“The fact is that Ministers are looking for large savings at the expense of the poorest and most vulnerable. That was not made clear in the general election campaign; then, the Prime Minister said that disabled people would be protected.” – Helen Goodman, MP for Bishop Auckland, Official Report, Commons, 2/3/16; cols. 1052-58.
I always flinch when the government claim they are going to “help” sick and disabled people into work. That usually signals further cuts to lifeline support and essential services are on the way, and that the social security system is going to be ground down a little further, to become the dust of history and a distant memory of a once civilised society.
If the government genuinely wanted to “help” sick and disabled people into work, I’m certain they would not have cut the Independent Living Fund, which has had a hugely negative impact on those trying their best to lead independent and dignified lives, and the Access To Work funding has been severely cut, this is also a fund that helps people and employers to cover the extra living costs arising due to disabilities that might present barriers to work.
The government also made the eligibility criteria for Personal Independence Payment (PIP) – a non-means tested out-of- work and an in-work benefit – much more difficult to meet, in order to simply reduce successful claims and cut costs. This has also meant that thousands of people have lost their motability vehicles and support.
Earlier this year, it was estimated at least 14,000 disabled people have had their mobility vehicle confiscated after the changes to benefit assessment, which are carried out by private companies. Many more yet to be reassessed are also very likely to lose their specialised vehicles.
Under the PIP rules, thousands more people who rely on this support to keep their independence are set to lose their vehicles – specially adapted cars or powered wheelchairs. Many had been adapted to meet their owners’ needs and many campaigners warn that it will lead to a devastating loss of independence for disabled people.
A total of 45% or 13,900 people, were deemed as not needing the higher rate of PIP, and therefore lost their vehicles after reassessment. And out of the 31,200 people who were once on the highest rate of Disability Living Allowance (DLA) who have been reassessed, just 55%, or 17,300 – have kept their car.
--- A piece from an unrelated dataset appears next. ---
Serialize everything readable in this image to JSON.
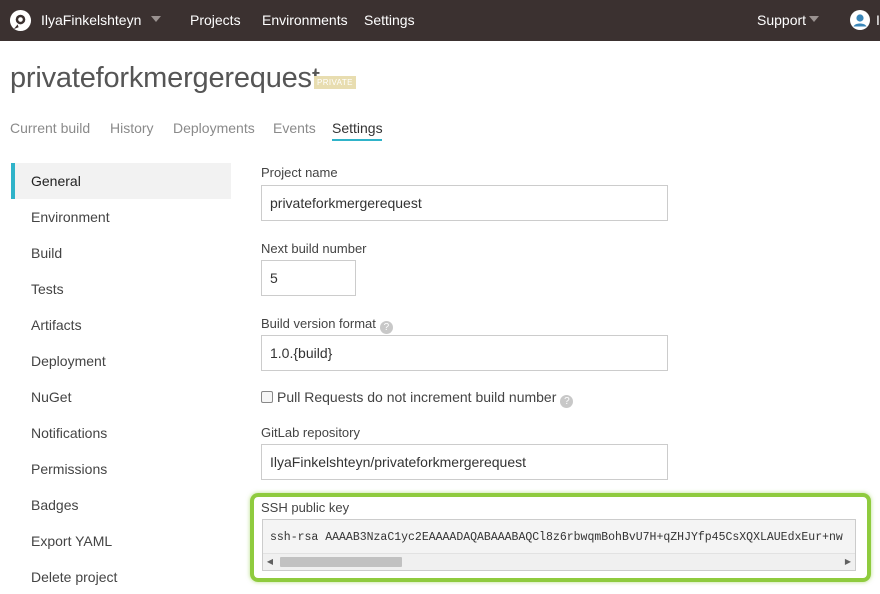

In 2012, Esther McVey, then the Minister for people with disabilities, as good as admitted there are targets to reduce or remove eligibility for the new disability benefit PIP, which was to replace DLA. How else could she know in advance of people’s reassessment that “330,000 of claimants are expected to either lose their benefit altogether or see their payments reduced“ as she had informed the House of Commons.
This was a clear indication that the new assessment framework was designed to cut support for disabled people. A recent review led the government to conclude that PIP doesn’t currently fulfil the original policy intent, which was to cut costs and “target” the benefit to an ever-shrinking category of “those with the greatest need.”
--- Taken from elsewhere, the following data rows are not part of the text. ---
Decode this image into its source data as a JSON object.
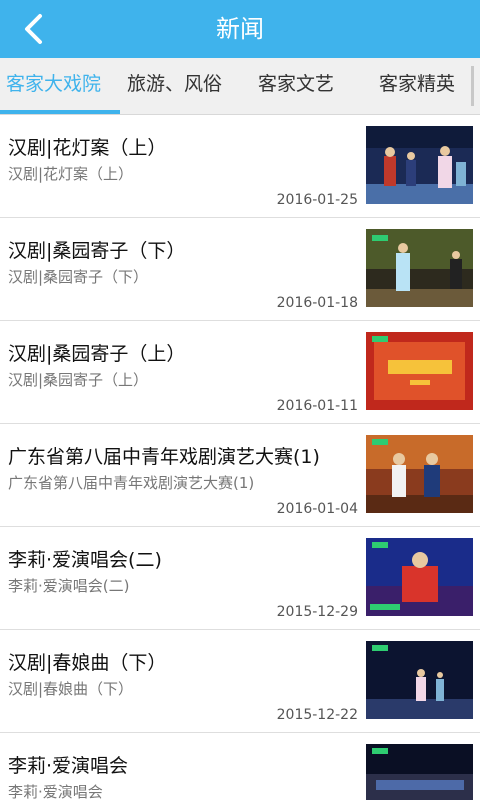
{
  "header": {
    "title": "新闻"
  },
  "tabs": [
    {
      "label": "客家大戏院"
    },
    {
      "label": "旅游、风俗"
    },
    {
      "label": "客家文艺"
    },
    {
      "label": "客家精英"
    }
  ],
  "news": [
    {
      "title": "汉剧|花灯案（上）",
      "subtitle": "汉剧|花灯案（上）",
      "date": "2016-01-25"
    },
    {
      "title": "汉剧|桑园寄子（下）",
      "subtitle": "汉剧|桑园寄子（下）",
      "date": "2016-01-18"
    },
    {
      "title": "汉剧|桑园寄子（上）",
      "subtitle": "汉剧|桑园寄子（上）",
      "date": "2016-01-11"
    },
    {
      "title": "广东省第八届中青年戏剧演艺大赛(1)",
      "subtitle": "广东省第八届中青年戏剧演艺大赛(1)",
      "date": "2016-01-04"
    },
    {
      "title": "李莉·爱演唱会(二)",
      "subtitle": "李莉·爱演唱会(二)",
      "date": "2015-12-29"
    },
    {
      "title": "汉剧|春娘曲（下）",
      "subtitle": "汉剧|春娘曲（下）",
      "date": "2015-12-22"
    },
    {
      "title": "李莉·爱演唱会",
      "subtitle": "李莉·爱演唱会",
      "date": ""
    }
  ],
  "thumbnails": [
    {
      "subject": "opera-stage-scene"
    },
    {
      "subject": "opera-performer-garden"
    },
    {
      "subject": "title-card-sangyuanjizi"
    },
    {
      "subject": "comedy-duo-stage"
    },
    {
      "subject": "singer-on-stage"
    },
    {
      "subject": "opera-stage-wide"
    },
    {
      "subject": "concert-stage"
    }
  ]
}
The Government was twice defeated in the Lords over their proposals to cut Employment and Support Allowance (ESA) for sick and disabled people in the work related activity group (WRAG) from £103 to £73. However the £30 a week cut is to go ahead after bitterly disappointed and angry peers were left powerless to continue to oppose the Commons, which has overturned both defeats. The government hammered through the cuts of £120 a month to the lifeline income of ill and disabled people by citing the “financial privilege” of the Commons, and after Priti Patel informing the Lords, with despotic relish, that they had “overstepped their mark” in opposing the cuts twice.
A coalition of 60 national disability charities condemned the government’s cuts to benefits as a “step backwards” for sick and disabled people and their families. The Disability Benefits Consortium said that the cuts, which will see people lose up to £1,500 a year, will leave disabled people feeling betrayed by the government and will have a damaging effect on their health, finances and ability to find work.
Research by the Consortium suggests the low level of benefit is already failing to meet disabled people’s needs. A survey of 500 people in the affected group found that 28 per cent of people had been unable to afford to eat while in receipt of the benefit. Around 38 per cent of respondents said they had been unable to heat their homes and 52 per cent struggled to stay healthy.